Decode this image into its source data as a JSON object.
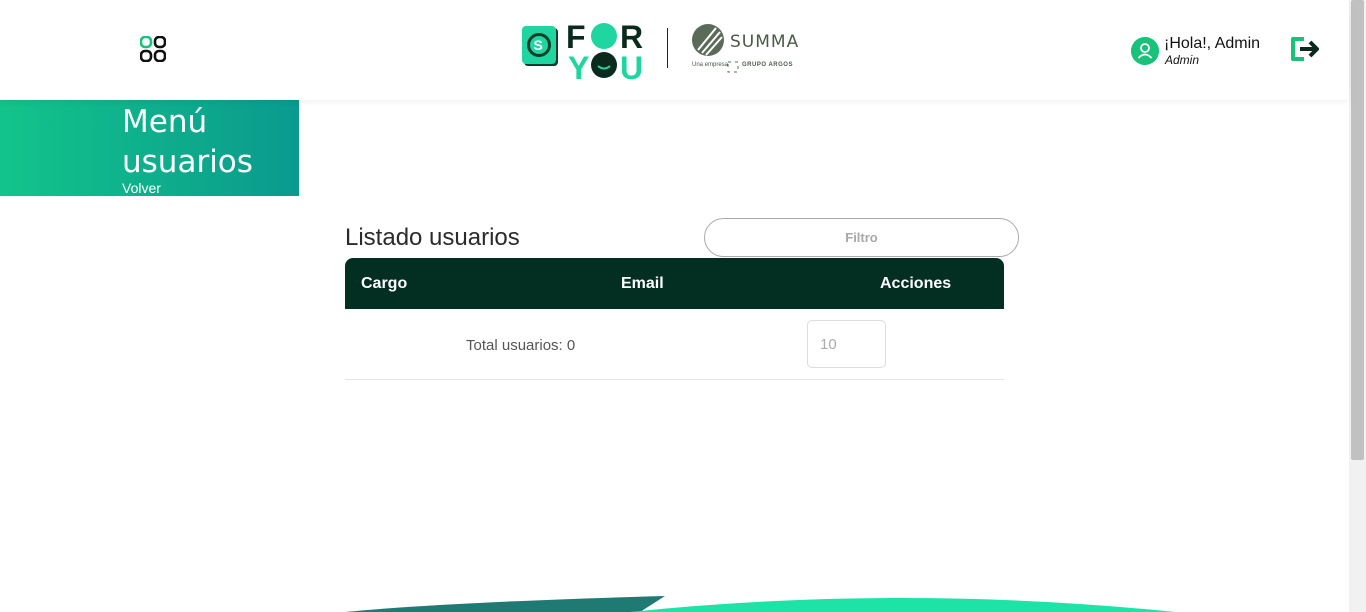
{
  "header": {
    "brand_name": "FOR YOU",
    "partner": {
      "name": "SUMMA",
      "sub_left": "Una empresa",
      "sub_right": "GRUPO ARGOS"
    },
    "greeting": "¡Hola!, Admin",
    "role": "Admin"
  },
  "menu": {
    "title": "Menú usuarios",
    "back_link": "Volver"
  },
  "list": {
    "title": "Listado usuarios",
    "filter_placeholder": "Filtro",
    "columns": [
      "Cargo",
      "Email",
      "Acciones"
    ],
    "rows": [],
    "total_label": "Total usuarios: 0",
    "page_size": "10"
  },
  "colors": {
    "brand_green": "#18c27a",
    "table_header": "#032e22",
    "banner_start": "#12c48a",
    "banner_end": "#0a9a8e"
  },
  "icons": {
    "apps": "apps-grid-icon",
    "user": "user-avatar-icon",
    "logout": "logout-icon"
  }
}
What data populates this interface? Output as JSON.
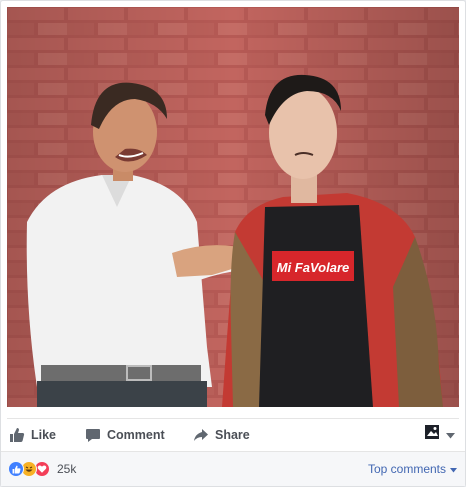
{
  "post": {
    "photo": {
      "alt_icon": "photo-of-two-men-at-brick-wall",
      "shirt_text": "Mi FaVolare"
    },
    "actions": {
      "like_label": "Like",
      "comment_label": "Comment",
      "share_label": "Share"
    },
    "audience_icon": "audience-selector-icon",
    "reactions": {
      "types": [
        "like",
        "haha",
        "love"
      ],
      "count": "25k"
    },
    "top_comments_label": "Top comments"
  },
  "colors": {
    "like_blue": "#4080ff",
    "haha_yellow": "#f7b125",
    "love_red": "#f33e58",
    "link_blue": "#4267b2",
    "shirt_red": "#d7262b"
  }
}
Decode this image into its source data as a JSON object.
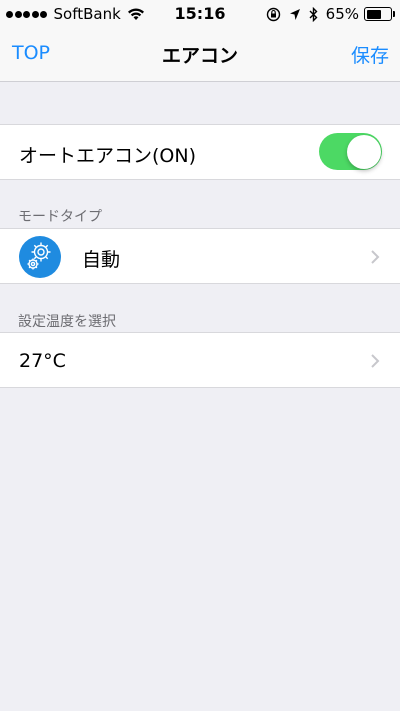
{
  "status_bar": {
    "carrier": "SoftBank",
    "time": "15:16",
    "battery_percent": "65%",
    "battery_level": 0.65,
    "icons": [
      "signal-dots-icon",
      "wifi-icon",
      "orientation-lock-icon",
      "location-arrow-icon",
      "bluetooth-icon",
      "battery-icon"
    ]
  },
  "nav": {
    "back_label": "TOP",
    "title": "エアコン",
    "save_label": "保存"
  },
  "auto_aircon": {
    "label": "オートエアコン(ON)",
    "toggle_on": true
  },
  "mode_section": {
    "header": "モードタイプ",
    "value": "自動",
    "icon": "gear-icon"
  },
  "temp_section": {
    "header": "設定温度を選択",
    "value": "27°C"
  },
  "colors": {
    "accent": "#1a8cff",
    "toggle_on": "#4cd964",
    "gear_badge": "#1f8be0",
    "background": "#efeff4"
  }
}
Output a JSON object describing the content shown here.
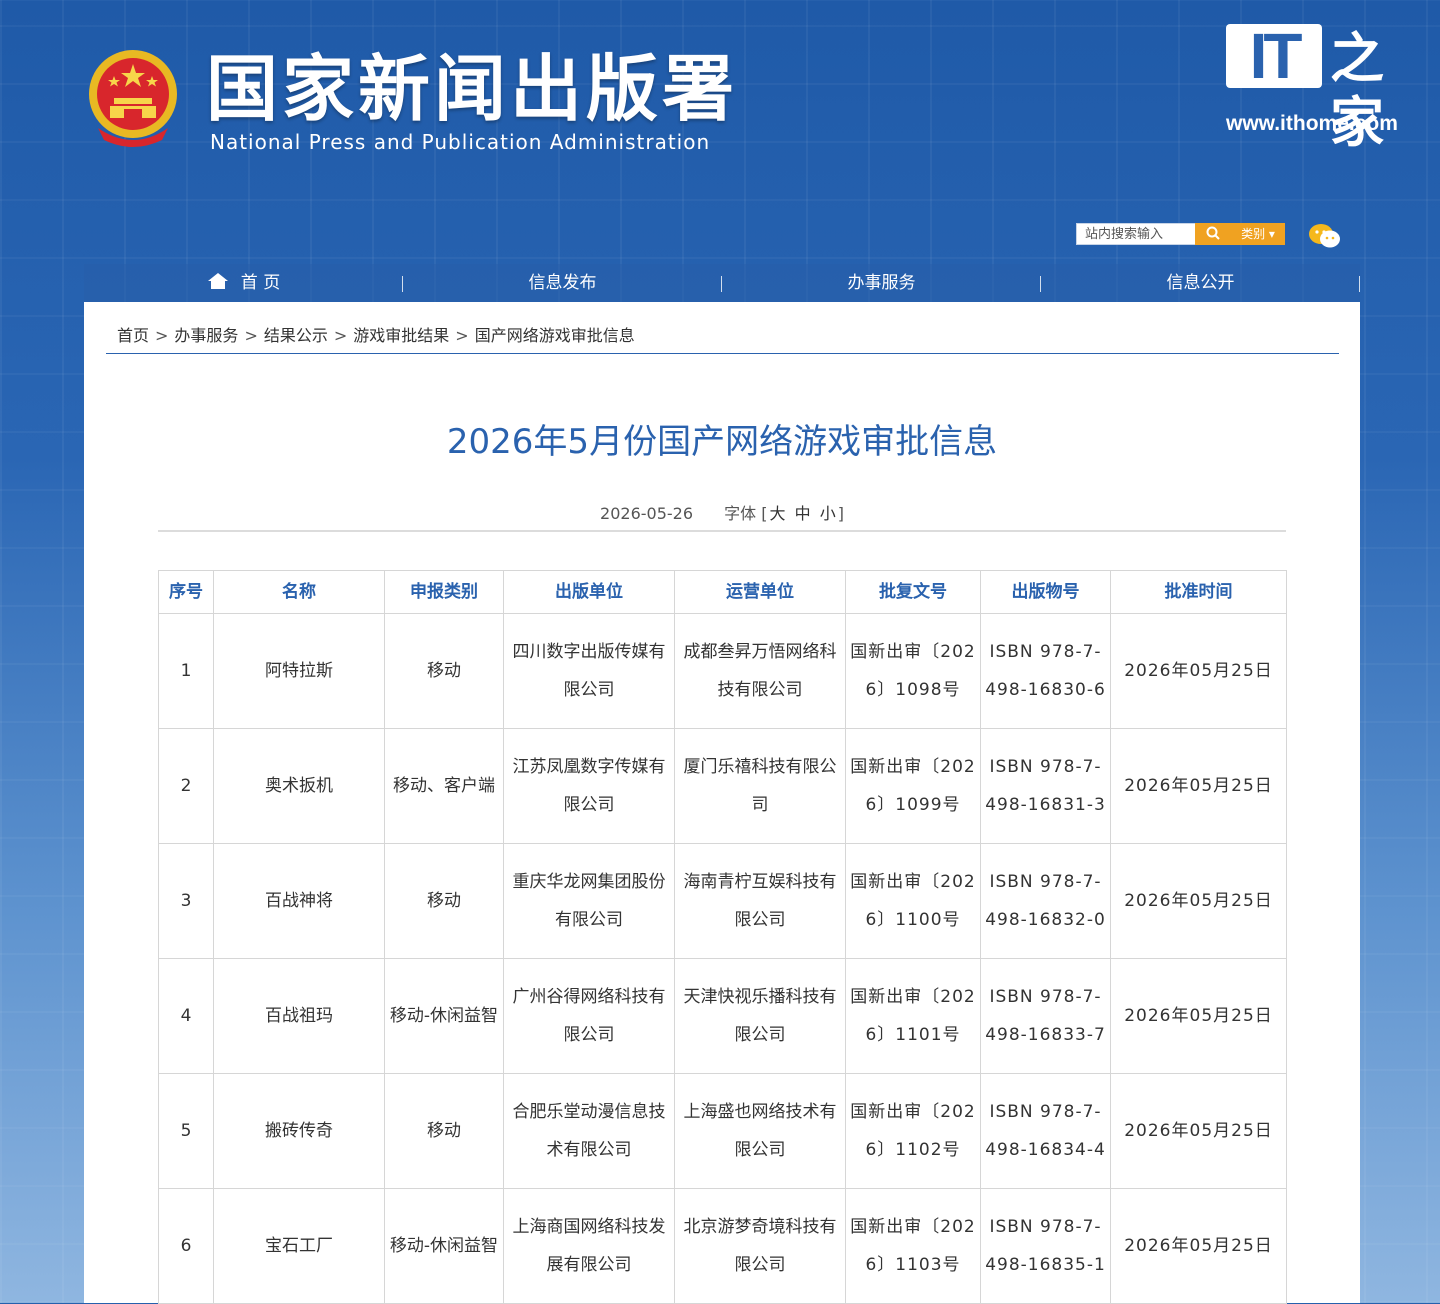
{
  "header": {
    "title": "国家新闻出版署",
    "subtitle": "National Press and Publication Administration",
    "watermark_logo": "IT之家",
    "watermark_url": "www.ithome.com"
  },
  "search": {
    "placeholder": "站内搜索输入",
    "button_icon": "search-icon",
    "category_label": "类别"
  },
  "nav": {
    "items": [
      {
        "label": "首 页"
      },
      {
        "label": "信息发布"
      },
      {
        "label": "办事服务"
      },
      {
        "label": "信息公开"
      }
    ]
  },
  "breadcrumb": [
    "首页",
    "办事服务",
    "结果公示",
    "游戏审批结果",
    "国产网络游戏审批信息"
  ],
  "article": {
    "title": "2026年5月份国产网络游戏审批信息",
    "date": "2026-05-26",
    "font_label": "字体",
    "font_sizes": [
      "大",
      "中",
      "小"
    ]
  },
  "table": {
    "headers": [
      "序号",
      "名称",
      "申报类别",
      "出版单位",
      "运营单位",
      "批复文号",
      "出版物号",
      "批准时间"
    ],
    "rows": [
      [
        "1",
        "阿特拉斯",
        "移动",
        "四川数字出版传媒有限公司",
        "成都叁昇万悟网络科技有限公司",
        "国新出审〔2026〕1098号",
        "ISBN 978-7-498-16830-6",
        "2026年05月25日"
      ],
      [
        "2",
        "奥术扳机",
        "移动、客户端",
        "江苏凤凰数字传媒有限公司",
        "厦门乐禧科技有限公司",
        "国新出审〔2026〕1099号",
        "ISBN 978-7-498-16831-3",
        "2026年05月25日"
      ],
      [
        "3",
        "百战神将",
        "移动",
        "重庆华龙网集团股份有限公司",
        "海南青柠互娱科技有限公司",
        "国新出审〔2026〕1100号",
        "ISBN 978-7-498-16832-0",
        "2026年05月25日"
      ],
      [
        "4",
        "百战祖玛",
        "移动-休闲益智",
        "广州谷得网络科技有限公司",
        "天津快视乐播科技有限公司",
        "国新出审〔2026〕1101号",
        "ISBN 978-7-498-16833-7",
        "2026年05月25日"
      ],
      [
        "5",
        "搬砖传奇",
        "移动",
        "合肥乐堂动漫信息技术有限公司",
        "上海盛也网络技术有限公司",
        "国新出审〔2026〕1102号",
        "ISBN 978-7-498-16834-4",
        "2026年05月25日"
      ],
      [
        "6",
        "宝石工厂",
        "移动-休闲益智",
        "上海商国网络科技发展有限公司",
        "北京游梦奇境科技有限公司",
        "国新出审〔2026〕1103号",
        "ISBN 978-7-498-16835-1",
        "2026年05月25日"
      ]
    ]
  },
  "colors": {
    "brand_blue": "#2a62ae",
    "accent_orange": "#f0a221"
  }
}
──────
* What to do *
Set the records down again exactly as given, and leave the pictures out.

* Response below *
Decode this image into its source data as a JSON object.
{
  "header": {
    "brand_name": "FOR YOU",
    "partner": {
      "name": "SUMMA",
      "sub_left": "Una empresa",
      "sub_right": "GRUPO ARGOS"
    },
    "greeting": "¡Hola!, Admin",
    "role": "Admin"
  },
  "menu": {
    "title": "Menú usuarios",
    "back_link": "Volver"
  },
  "list": {
    "title": "Listado usuarios",
    "filter_placeholder": "Filtro",
    "columns": [
      "Cargo",
      "Email",
      "Acciones"
    ],
    "rows": [],
    "total_label": "Total usuarios: 0",
    "page_size": "10"
  },
  "colors": {
    "brand_green": "#18c27a",
    "table_header": "#032e22",
    "banner_start": "#12c48a",
    "banner_end": "#0a9a8e"
  },
  "icons": {
    "apps": "apps-grid-icon",
    "user": "user-avatar-icon",
    "logout": "logout-icon"
  }
}
What data populates this interface? Output as JSON.
{
  "post": {
    "photo": {
      "alt_icon": "photo-of-two-men-at-brick-wall",
      "shirt_text": "Mi FaVolare"
    },
    "actions": {
      "like_label": "Like",
      "comment_label": "Comment",
      "share_label": "Share"
    },
    "audience_icon": "audience-selector-icon",
    "reactions": {
      "types": [
        "like",
        "haha",
        "love"
      ],
      "count": "25k"
    },
    "top_comments_label": "Top comments"
  },
  "colors": {
    "like_blue": "#4080ff",
    "haha_yellow": "#f7b125",
    "love_red": "#f33e58",
    "link_blue": "#4267b2",
    "shirt_red": "#d7262b"
  }
}
Decode this image into its source data as a JSON object.
{
  "status_bar": {
    "carrier": "SoftBank",
    "time": "15:16",
    "battery_percent": "65%",
    "battery_level": 0.65,
    "icons": [
      "signal-dots-icon",
      "wifi-icon",
      "orientation-lock-icon",
      "location-arrow-icon",
      "bluetooth-icon",
      "battery-icon"
    ]
  },
  "nav": {
    "back_label": "TOP",
    "title": "エアコン",
    "save_label": "保存"
  },
  "auto_aircon": {
    "label": "オートエアコン(ON)",
    "toggle_on": true
  },
  "mode_section": {
    "header": "モードタイプ",
    "value": "自動",
    "icon": "gear-icon"
  },
  "temp_section": {
    "header": "設定温度を選択",
    "value": "27°C"
  },
  "colors": {
    "accent": "#1a8cff",
    "toggle_on": "#4cd964",
    "gear_badge": "#1f8be0",
    "background": "#efeff4"
  }
}
Output a JSON object describing the content shown here.
{
  "header": {
    "title": "国家新闻出版署",
    "subtitle": "National Press and Publication Administration",
    "watermark_logo": "IT之家",
    "watermark_url": "www.ithome.com"
  },
  "search": {
    "placeholder": "站内搜索输入",
    "button_icon": "search-icon",
    "category_label": "类别"
  },
  "nav": {
    "items": [
      {
        "label": "首 页"
      },
      {
        "label": "信息发布"
      },
      {
        "label": "办事服务"
      },
      {
        "label": "信息公开"
      }
    ]
  },
  "breadcrumb": [
    "首页",
    "办事服务",
    "结果公示",
    "游戏审批结果",
    "国产网络游戏审批信息"
  ],
  "article": {
    "title": "2026年5月份国产网络游戏审批信息",
    "date": "2026-05-26",
    "font_label": "字体",
    "font_sizes": [
      "大",
      "中",
      "小"
    ]
  },
  "table": {
    "headers": [
      "序号",
      "名称",
      "申报类别",
      "出版单位",
      "运营单位",
      "批复文号",
      "出版物号",
      "批准时间"
    ],
    "rows": [
      [
        "1",
        "阿特拉斯",
        "移动",
        "四川数字出版传媒有限公司",
        "成都叁昇万悟网络科技有限公司",
        "国新出审〔2026〕1098号",
        "ISBN 978-7-498-16830-6",
        "2026年05月25日"
      ],
      [
        "2",
        "奥术扳机",
        "移动、客户端",
        "江苏凤凰数字传媒有限公司",
        "厦门乐禧科技有限公司",
        "国新出审〔2026〕1099号",
        "ISBN 978-7-498-16831-3",
        "2026年05月25日"
      ],
      [
        "3",
        "百战神将",
        "移动",
        "重庆华龙网集团股份有限公司",
        "海南青柠互娱科技有限公司",
        "国新出审〔2026〕1100号",
        "ISBN 978-7-498-16832-0",
        "2026年05月25日"
      ],
      [
        "4",
        "百战祖玛",
        "移动-休闲益智",
        "广州谷得网络科技有限公司",
        "天津快视乐播科技有限公司",
        "国新出审〔2026〕1101号",
        "ISBN 978-7-498-16833-7",
        "2026年05月25日"
      ],
      [
        "5",
        "搬砖传奇",
        "移动",
        "合肥乐堂动漫信息技术有限公司",
        "上海盛也网络技术有限公司",
        "国新出审〔2026〕1102号",
        "ISBN 978-7-498-16834-4",
        "2026年05月25日"
      ],
      [
        "6",
        "宝石工厂",
        "移动-休闲益智",
        "上海商国网络科技发展有限公司",
        "北京游梦奇境科技有限公司",
        "国新出审〔2026〕1103号",
        "ISBN 978-7-498-16835-1",
        "2026年05月25日"
      ]
    ]
  },
  "colors": {
    "brand_blue": "#2a62ae",
    "accent_orange": "#f0a221"
  }
}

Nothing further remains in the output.